> **Exercise objective**
Wherever the string "Profissional" occurs in a line of these records, report that line.

═══ Data section

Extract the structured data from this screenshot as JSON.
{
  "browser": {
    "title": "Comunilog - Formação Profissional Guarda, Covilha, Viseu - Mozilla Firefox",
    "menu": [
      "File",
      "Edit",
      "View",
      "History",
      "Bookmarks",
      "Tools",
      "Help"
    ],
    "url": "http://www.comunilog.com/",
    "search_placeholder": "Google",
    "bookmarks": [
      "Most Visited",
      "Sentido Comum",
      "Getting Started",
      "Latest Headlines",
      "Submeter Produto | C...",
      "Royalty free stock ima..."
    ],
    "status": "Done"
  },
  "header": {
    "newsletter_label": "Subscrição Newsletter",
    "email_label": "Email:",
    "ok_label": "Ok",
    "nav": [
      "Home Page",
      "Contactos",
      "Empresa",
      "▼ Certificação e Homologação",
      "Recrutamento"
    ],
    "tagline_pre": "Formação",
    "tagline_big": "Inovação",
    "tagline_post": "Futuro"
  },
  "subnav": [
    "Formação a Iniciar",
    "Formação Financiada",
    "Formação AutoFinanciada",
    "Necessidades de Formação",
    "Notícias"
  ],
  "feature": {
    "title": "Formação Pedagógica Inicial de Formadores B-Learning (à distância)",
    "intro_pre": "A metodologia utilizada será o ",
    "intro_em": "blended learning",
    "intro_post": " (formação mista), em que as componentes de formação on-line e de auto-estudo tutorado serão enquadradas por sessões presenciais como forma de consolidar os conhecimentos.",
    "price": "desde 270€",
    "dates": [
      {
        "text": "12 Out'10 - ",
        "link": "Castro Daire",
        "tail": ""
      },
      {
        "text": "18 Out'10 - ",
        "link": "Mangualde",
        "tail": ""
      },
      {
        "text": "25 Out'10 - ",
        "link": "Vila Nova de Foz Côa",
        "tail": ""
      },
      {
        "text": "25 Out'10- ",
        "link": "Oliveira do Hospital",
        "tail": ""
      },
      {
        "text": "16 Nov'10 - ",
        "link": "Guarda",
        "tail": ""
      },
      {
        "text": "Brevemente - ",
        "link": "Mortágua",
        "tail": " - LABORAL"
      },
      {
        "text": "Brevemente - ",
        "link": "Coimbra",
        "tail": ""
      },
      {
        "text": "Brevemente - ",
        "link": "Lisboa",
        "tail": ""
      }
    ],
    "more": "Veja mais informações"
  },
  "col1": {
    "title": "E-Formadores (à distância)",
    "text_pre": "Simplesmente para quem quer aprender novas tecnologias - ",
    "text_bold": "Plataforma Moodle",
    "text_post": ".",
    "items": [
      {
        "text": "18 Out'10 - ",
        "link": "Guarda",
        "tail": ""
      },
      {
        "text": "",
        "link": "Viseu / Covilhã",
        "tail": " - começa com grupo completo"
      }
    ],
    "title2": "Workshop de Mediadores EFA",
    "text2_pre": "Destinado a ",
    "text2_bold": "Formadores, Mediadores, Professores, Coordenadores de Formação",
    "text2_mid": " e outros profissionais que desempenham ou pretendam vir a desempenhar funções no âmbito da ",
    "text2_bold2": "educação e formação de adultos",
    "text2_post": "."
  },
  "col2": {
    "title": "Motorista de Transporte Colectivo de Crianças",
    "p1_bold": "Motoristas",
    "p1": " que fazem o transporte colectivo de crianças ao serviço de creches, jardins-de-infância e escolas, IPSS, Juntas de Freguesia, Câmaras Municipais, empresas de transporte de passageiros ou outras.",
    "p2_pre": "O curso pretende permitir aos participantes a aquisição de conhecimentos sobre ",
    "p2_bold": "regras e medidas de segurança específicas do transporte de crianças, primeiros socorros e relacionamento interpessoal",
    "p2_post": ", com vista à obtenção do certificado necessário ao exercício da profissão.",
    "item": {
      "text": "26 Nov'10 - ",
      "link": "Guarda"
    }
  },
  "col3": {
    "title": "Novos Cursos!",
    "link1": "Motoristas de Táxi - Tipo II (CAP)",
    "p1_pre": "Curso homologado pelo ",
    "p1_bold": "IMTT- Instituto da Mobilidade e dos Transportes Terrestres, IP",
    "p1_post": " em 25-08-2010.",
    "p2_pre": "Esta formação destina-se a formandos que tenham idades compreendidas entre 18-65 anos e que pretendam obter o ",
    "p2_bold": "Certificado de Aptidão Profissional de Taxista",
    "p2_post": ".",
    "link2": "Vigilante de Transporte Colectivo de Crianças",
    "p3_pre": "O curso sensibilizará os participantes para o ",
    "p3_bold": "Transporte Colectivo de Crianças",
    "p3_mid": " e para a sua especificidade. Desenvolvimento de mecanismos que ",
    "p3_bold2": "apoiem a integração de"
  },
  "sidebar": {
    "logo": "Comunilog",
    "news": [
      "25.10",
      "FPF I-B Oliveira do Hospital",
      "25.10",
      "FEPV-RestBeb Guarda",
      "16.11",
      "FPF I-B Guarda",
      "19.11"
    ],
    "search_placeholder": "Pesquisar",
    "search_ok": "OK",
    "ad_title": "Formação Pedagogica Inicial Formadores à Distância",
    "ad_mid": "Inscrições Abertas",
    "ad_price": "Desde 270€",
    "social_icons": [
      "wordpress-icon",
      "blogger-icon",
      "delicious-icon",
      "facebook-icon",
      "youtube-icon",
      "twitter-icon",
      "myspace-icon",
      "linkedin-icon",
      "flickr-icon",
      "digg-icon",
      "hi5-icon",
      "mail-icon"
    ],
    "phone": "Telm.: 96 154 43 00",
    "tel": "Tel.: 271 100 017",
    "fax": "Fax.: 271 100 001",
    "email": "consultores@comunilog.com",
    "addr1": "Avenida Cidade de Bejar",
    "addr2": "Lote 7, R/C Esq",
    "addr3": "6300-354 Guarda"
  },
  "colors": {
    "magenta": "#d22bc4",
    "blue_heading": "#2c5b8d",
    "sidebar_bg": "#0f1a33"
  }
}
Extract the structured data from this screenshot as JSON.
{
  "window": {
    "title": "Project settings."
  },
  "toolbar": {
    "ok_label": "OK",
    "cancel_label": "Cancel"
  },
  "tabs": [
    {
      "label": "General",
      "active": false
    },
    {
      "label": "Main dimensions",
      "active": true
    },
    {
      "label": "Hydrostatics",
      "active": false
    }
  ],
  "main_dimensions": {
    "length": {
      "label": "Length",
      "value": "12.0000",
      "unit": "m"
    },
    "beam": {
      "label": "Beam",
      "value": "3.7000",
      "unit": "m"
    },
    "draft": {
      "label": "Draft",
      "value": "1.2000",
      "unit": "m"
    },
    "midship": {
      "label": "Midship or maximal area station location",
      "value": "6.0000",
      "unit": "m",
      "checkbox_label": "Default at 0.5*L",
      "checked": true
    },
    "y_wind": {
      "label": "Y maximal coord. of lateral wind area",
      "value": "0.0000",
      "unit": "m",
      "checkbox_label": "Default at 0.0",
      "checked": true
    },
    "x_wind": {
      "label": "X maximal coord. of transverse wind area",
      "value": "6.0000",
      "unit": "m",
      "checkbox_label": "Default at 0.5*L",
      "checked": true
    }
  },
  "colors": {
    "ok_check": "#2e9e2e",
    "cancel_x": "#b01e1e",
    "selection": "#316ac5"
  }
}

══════

> **Solution for this problem**
    "title": "Comunilog - Formação Profissional Guarda, Covilha, Viseu - Mozilla Firefox",
    "p2_bold": "Certificado de Aptidão Profissional de Taxista",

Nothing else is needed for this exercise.